Listed entries
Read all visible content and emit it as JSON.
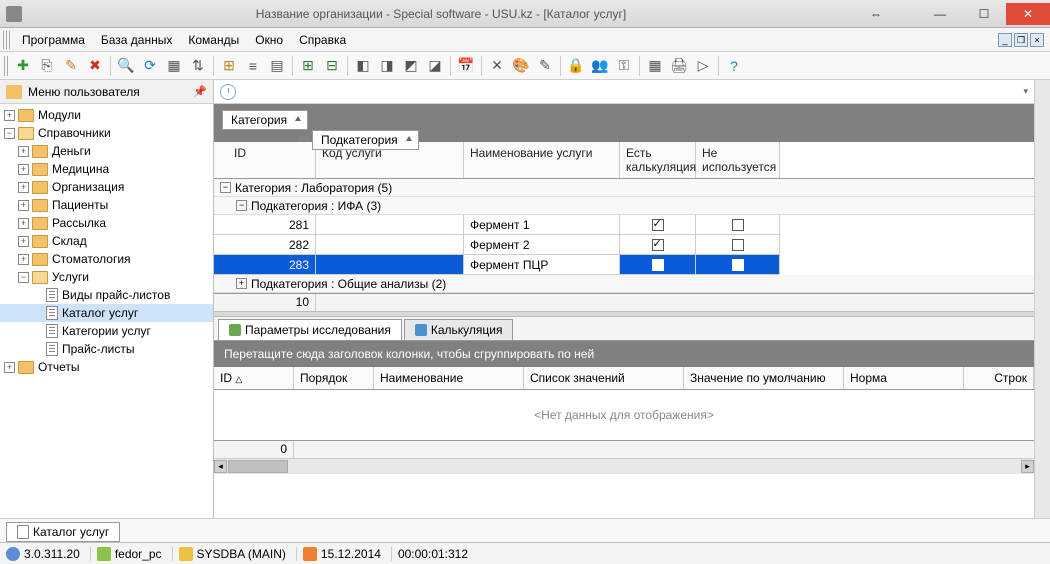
{
  "window": {
    "title": "Название организации - Special software - USU.kz - [Каталог услуг]"
  },
  "menu": {
    "program": "Программа",
    "database": "База данных",
    "commands": "Команды",
    "window": "Окно",
    "help": "Справка"
  },
  "sidebar": {
    "title": "Меню пользователя",
    "modules": "Модули",
    "directories": "Справочники",
    "money": "Деньги",
    "medicine": "Медицина",
    "organization": "Организация",
    "patients": "Пациенты",
    "mailing": "Рассылка",
    "warehouse": "Склад",
    "stomatology": "Стоматология",
    "services": "Услуги",
    "price_types": "Виды прайс-листов",
    "catalog": "Каталог услуг",
    "categories": "Категории услуг",
    "price_lists": "Прайс-листы",
    "reports": "Отчеты"
  },
  "group_chips": {
    "category": "Категория",
    "subcategory": "Подкатегория"
  },
  "grid": {
    "headers": {
      "id": "ID",
      "code": "Код услуги",
      "name": "Наименование услуги",
      "calc": "Есть калькуляция",
      "unused": "Не используется"
    },
    "group_lab": "Категория : Лаборатория (5)",
    "group_ifa": "Подкатегория : ИФА (3)",
    "group_common": "Подкатегория : Общие анализы (2)",
    "rows": [
      {
        "id": "281",
        "name": "Фермент 1",
        "calc": true,
        "unused": false
      },
      {
        "id": "282",
        "name": "Фермент 2",
        "calc": true,
        "unused": false
      },
      {
        "id": "283",
        "name": "Фермент ПЦР",
        "calc": false,
        "unused": false
      }
    ],
    "footer_count": "10"
  },
  "bottom_tabs": {
    "params": "Параметры исследования",
    "calc": "Калькуляция"
  },
  "bottom": {
    "drop_hint": "Перетащите сюда заголовок колонки, чтобы сгруппировать по ней",
    "headers": {
      "id": "ID",
      "order": "Порядок",
      "name": "Наименование",
      "values": "Список значений",
      "default": "Значение по умолчанию",
      "norm": "Норма",
      "rows": "Строк"
    },
    "no_data": "<Нет данных для отображения>",
    "footer_count": "0"
  },
  "doctab": "Каталог услуг",
  "status": {
    "version": "3.0.311.20",
    "host": "fedor_pc",
    "user": "SYSDBA (MAIN)",
    "date": "15.12.2014",
    "time": "00:00:01:312"
  }
}
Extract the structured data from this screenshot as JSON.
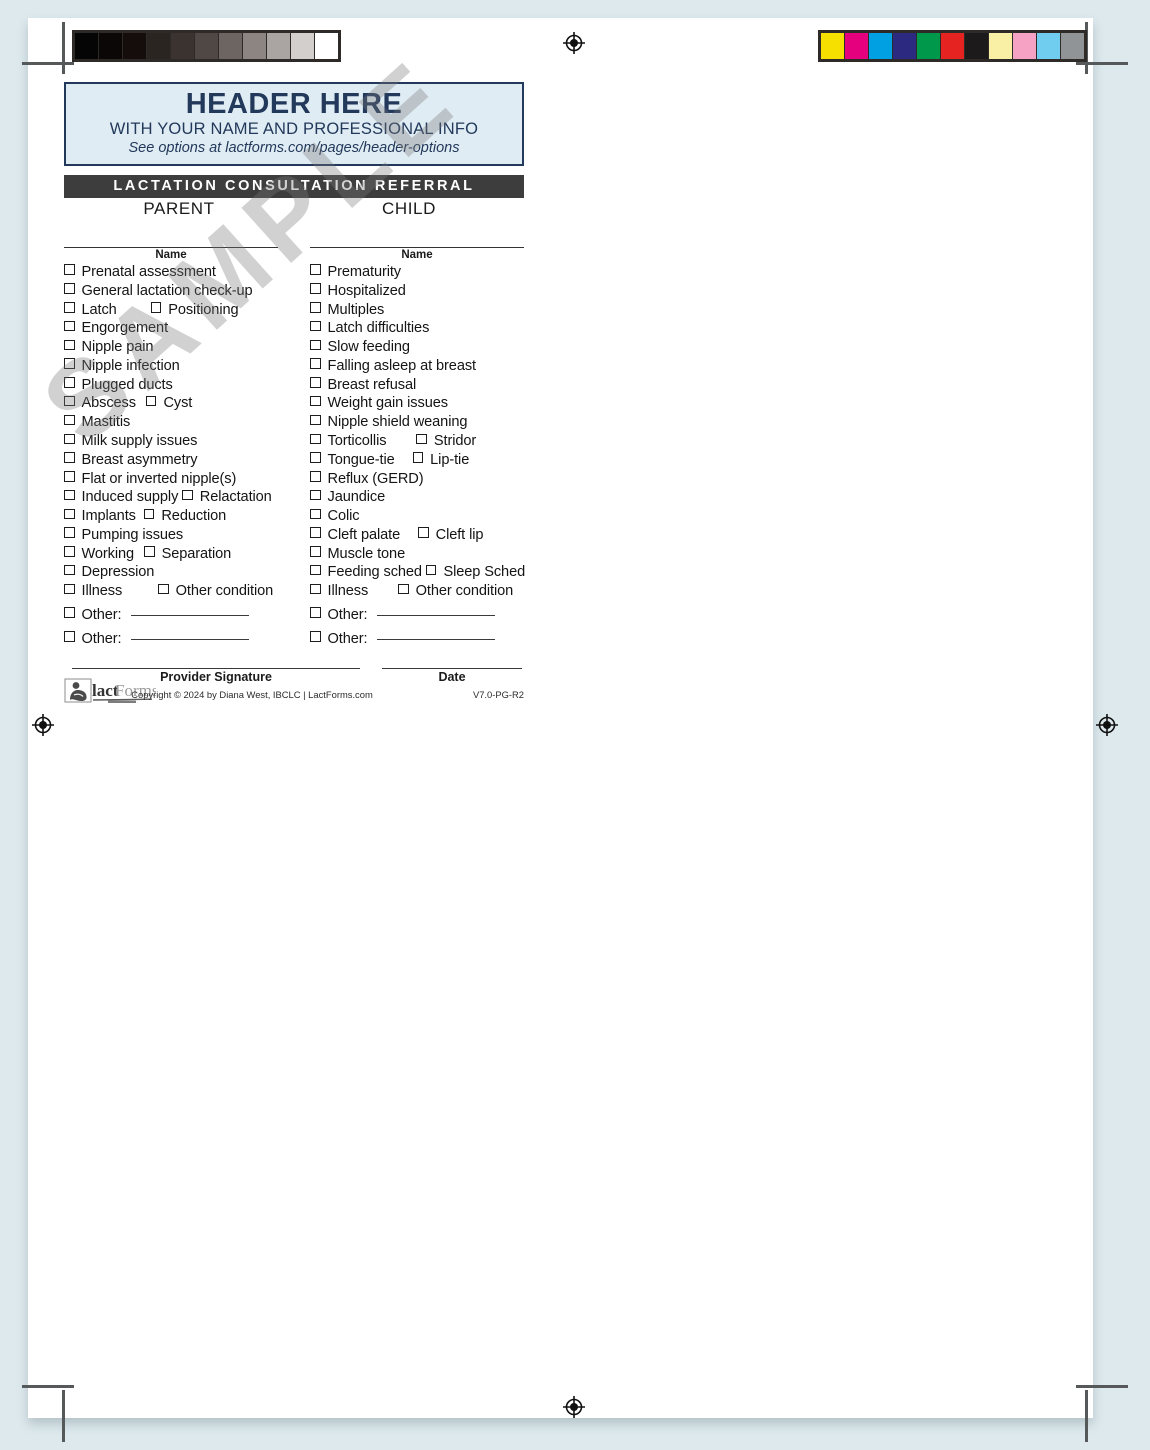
{
  "scan": {
    "grayscale_patches": [
      "#050505",
      "#0a0706",
      "#140d0b",
      "#2b2522",
      "#3a3330",
      "#4f4845",
      "#6d6562",
      "#8c8582",
      "#aaa5a2",
      "#d2cfcd",
      "#ffffff"
    ],
    "color_patches": [
      "#f5e000",
      "#e5007d",
      "#00a0e3",
      "#2b2a80",
      "#00984a",
      "#e52421",
      "#1c1a1a",
      "#faf0a5",
      "#f5a2c4",
      "#71cdf0",
      "#909497"
    ],
    "registration_marks": 4,
    "crop_marks": 4
  },
  "header": {
    "title": "HEADER HERE",
    "subtitle": "WITH YOUR NAME AND PROFESSIONAL INFO",
    "link": "See options at lactforms.com/pages/header-options",
    "border_color": "#23395b",
    "fill_color": "#dfecf3"
  },
  "form": {
    "title_bar": "LACTATION CONSULTATION REFERRAL",
    "title_bar_color": "#3d3d3d",
    "watermark": "SAMPLE",
    "columns": [
      {
        "heading": "PARENT",
        "name_label": "Name",
        "items": [
          {
            "label": "Prenatal assessment"
          },
          {
            "label": "General lactation check-up"
          },
          {
            "label": "Latch",
            "second": "Positioning",
            "gap": 34
          },
          {
            "label": "Engorgement"
          },
          {
            "label": "Nipple pain"
          },
          {
            "label": "Nipple infection"
          },
          {
            "label": "Plugged ducts"
          },
          {
            "label": "Abscess",
            "second": "Cyst",
            "gap": 10
          },
          {
            "label": "Mastitis"
          },
          {
            "label": "Milk supply issues"
          },
          {
            "label": "Breast asymmetry"
          },
          {
            "label": "Flat or inverted nipple(s)"
          },
          {
            "label": "Induced supply",
            "second": "Relactation",
            "gap": 4
          },
          {
            "label": "Implants",
            "second": "Reduction",
            "gap": 8
          },
          {
            "label": "Pumping issues"
          },
          {
            "label": "Working",
            "second": "Separation",
            "gap": 10
          },
          {
            "label": "Depression"
          },
          {
            "label": "Illness",
            "second": "Other condition",
            "gap": 36
          }
        ],
        "other_label": "Other:",
        "other_rows": 2
      },
      {
        "heading": "CHILD",
        "name_label": "Name",
        "items": [
          {
            "label": "Prematurity"
          },
          {
            "label": "Hospitalized"
          },
          {
            "label": "Multiples"
          },
          {
            "label": "Latch difficulties"
          },
          {
            "label": "Slow feeding"
          },
          {
            "label": "Falling asleep at breast"
          },
          {
            "label": "Breast refusal"
          },
          {
            "label": "Weight gain issues"
          },
          {
            "label": "Nipple shield weaning"
          },
          {
            "label": "Torticollis",
            "second": "Stridor",
            "gap": 30
          },
          {
            "label": "Tongue-tie",
            "second": "Lip-tie",
            "gap": 18
          },
          {
            "label": "Reflux (GERD)"
          },
          {
            "label": "Jaundice"
          },
          {
            "label": "Colic"
          },
          {
            "label": "Cleft palate",
            "second": "Cleft lip",
            "gap": 18
          },
          {
            "label": "Muscle tone"
          },
          {
            "label": "Feeding sched",
            "second": "Sleep Sched",
            "gap": 4
          },
          {
            "label": "Illness",
            "second": "Other condition",
            "gap": 30
          }
        ],
        "other_label": "Other:",
        "other_rows": 2
      }
    ]
  },
  "footer": {
    "provider_signature_label": "Provider Signature",
    "date_label": "Date",
    "copyright": "Copyright © 2024 by Diana West, IBCLC  |  LactForms.com",
    "version": "V7.0-PG-R2",
    "logo_text_a": "lact",
    "logo_text_b": "Forms"
  }
}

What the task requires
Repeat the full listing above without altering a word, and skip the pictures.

Task output
Read all visible content and emit it as JSON.
{
  "window": {
    "title": "Название организации - Special software - USU.kz - [Каталог услуг]"
  },
  "menu": {
    "program": "Программа",
    "database": "База данных",
    "commands": "Команды",
    "window": "Окно",
    "help": "Справка"
  },
  "sidebar": {
    "title": "Меню пользователя",
    "modules": "Модули",
    "directories": "Справочники",
    "money": "Деньги",
    "medicine": "Медицина",
    "organization": "Организация",
    "patients": "Пациенты",
    "mailing": "Рассылка",
    "warehouse": "Склад",
    "stomatology": "Стоматология",
    "services": "Услуги",
    "price_types": "Виды прайс-листов",
    "catalog": "Каталог услуг",
    "categories": "Категории услуг",
    "price_lists": "Прайс-листы",
    "reports": "Отчеты"
  },
  "group_chips": {
    "category": "Категория",
    "subcategory": "Подкатегория"
  },
  "grid": {
    "headers": {
      "id": "ID",
      "code": "Код услуги",
      "name": "Наименование услуги",
      "calc": "Есть калькуляция",
      "unused": "Не используется"
    },
    "group_lab": "Категория : Лаборатория (5)",
    "group_ifa": "Подкатегория : ИФА (3)",
    "group_common": "Подкатегория : Общие анализы (2)",
    "rows": [
      {
        "id": "281",
        "name": "Фермент 1",
        "calc": true,
        "unused": false
      },
      {
        "id": "282",
        "name": "Фермент 2",
        "calc": true,
        "unused": false
      },
      {
        "id": "283",
        "name": "Фермент ПЦР",
        "calc": false,
        "unused": false
      }
    ],
    "footer_count": "10"
  },
  "bottom_tabs": {
    "params": "Параметры исследования",
    "calc": "Калькуляция"
  },
  "bottom": {
    "drop_hint": "Перетащите сюда заголовок колонки, чтобы сгруппировать по ней",
    "headers": {
      "id": "ID",
      "order": "Порядок",
      "name": "Наименование",
      "values": "Список значений",
      "default": "Значение по умолчанию",
      "norm": "Норма",
      "rows": "Строк"
    },
    "no_data": "<Нет данных для отображения>",
    "footer_count": "0"
  },
  "doctab": "Каталог услуг",
  "status": {
    "version": "3.0.311.20",
    "host": "fedor_pc",
    "user": "SYSDBA (MAIN)",
    "date": "15.12.2014",
    "time": "00:00:01:312"
  }
}
Extract the structured data from this screenshot as JSON.
{
  "scan": {
    "grayscale_patches": [
      "#050505",
      "#0a0706",
      "#140d0b",
      "#2b2522",
      "#3a3330",
      "#4f4845",
      "#6d6562",
      "#8c8582",
      "#aaa5a2",
      "#d2cfcd",
      "#ffffff"
    ],
    "color_patches": [
      "#f5e000",
      "#e5007d",
      "#00a0e3",
      "#2b2a80",
      "#00984a",
      "#e52421",
      "#1c1a1a",
      "#faf0a5",
      "#f5a2c4",
      "#71cdf0",
      "#909497"
    ],
    "registration_marks": 4,
    "crop_marks": 4
  },
  "header": {
    "title": "HEADER HERE",
    "subtitle": "WITH YOUR NAME AND PROFESSIONAL INFO",
    "link": "See options at lactforms.com/pages/header-options",
    "border_color": "#23395b",
    "fill_color": "#dfecf3"
  },
  "form": {
    "title_bar": "LACTATION CONSULTATION REFERRAL",
    "title_bar_color": "#3d3d3d",
    "watermark": "SAMPLE",
    "columns": [
      {
        "heading": "PARENT",
        "name_label": "Name",
        "items": [
          {
            "label": "Prenatal assessment"
          },
          {
            "label": "General lactation check-up"
          },
          {
            "label": "Latch",
            "second": "Positioning",
            "gap": 34
          },
          {
            "label": "Engorgement"
          },
          {
            "label": "Nipple pain"
          },
          {
            "label": "Nipple infection"
          },
          {
            "label": "Plugged ducts"
          },
          {
            "label": "Abscess",
            "second": "Cyst",
            "gap": 10
          },
          {
            "label": "Mastitis"
          },
          {
            "label": "Milk supply issues"
          },
          {
            "label": "Breast asymmetry"
          },
          {
            "label": "Flat or inverted nipple(s)"
          },
          {
            "label": "Induced supply",
            "second": "Relactation",
            "gap": 4
          },
          {
            "label": "Implants",
            "second": "Reduction",
            "gap": 8
          },
          {
            "label": "Pumping issues"
          },
          {
            "label": "Working",
            "second": "Separation",
            "gap": 10
          },
          {
            "label": "Depression"
          },
          {
            "label": "Illness",
            "second": "Other condition",
            "gap": 36
          }
        ],
        "other_label": "Other:",
        "other_rows": 2
      },
      {
        "heading": "CHILD",
        "name_label": "Name",
        "items": [
          {
            "label": "Prematurity"
          },
          {
            "label": "Hospitalized"
          },
          {
            "label": "Multiples"
          },
          {
            "label": "Latch difficulties"
          },
          {
            "label": "Slow feeding"
          },
          {
            "label": "Falling asleep at breast"
          },
          {
            "label": "Breast refusal"
          },
          {
            "label": "Weight gain issues"
          },
          {
            "label": "Nipple shield weaning"
          },
          {
            "label": "Torticollis",
            "second": "Stridor",
            "gap": 30
          },
          {
            "label": "Tongue-tie",
            "second": "Lip-tie",
            "gap": 18
          },
          {
            "label": "Reflux (GERD)"
          },
          {
            "label": "Jaundice"
          },
          {
            "label": "Colic"
          },
          {
            "label": "Cleft palate",
            "second": "Cleft lip",
            "gap": 18
          },
          {
            "label": "Muscle tone"
          },
          {
            "label": "Feeding sched",
            "second": "Sleep Sched",
            "gap": 4
          },
          {
            "label": "Illness",
            "second": "Other condition",
            "gap": 30
          }
        ],
        "other_label": "Other:",
        "other_rows": 2
      }
    ]
  },
  "footer": {
    "provider_signature_label": "Provider Signature",
    "date_label": "Date",
    "copyright": "Copyright © 2024 by Diana West, IBCLC  |  LactForms.com",
    "version": "V7.0-PG-R2",
    "logo_text_a": "lact",
    "logo_text_b": "Forms"
  }
}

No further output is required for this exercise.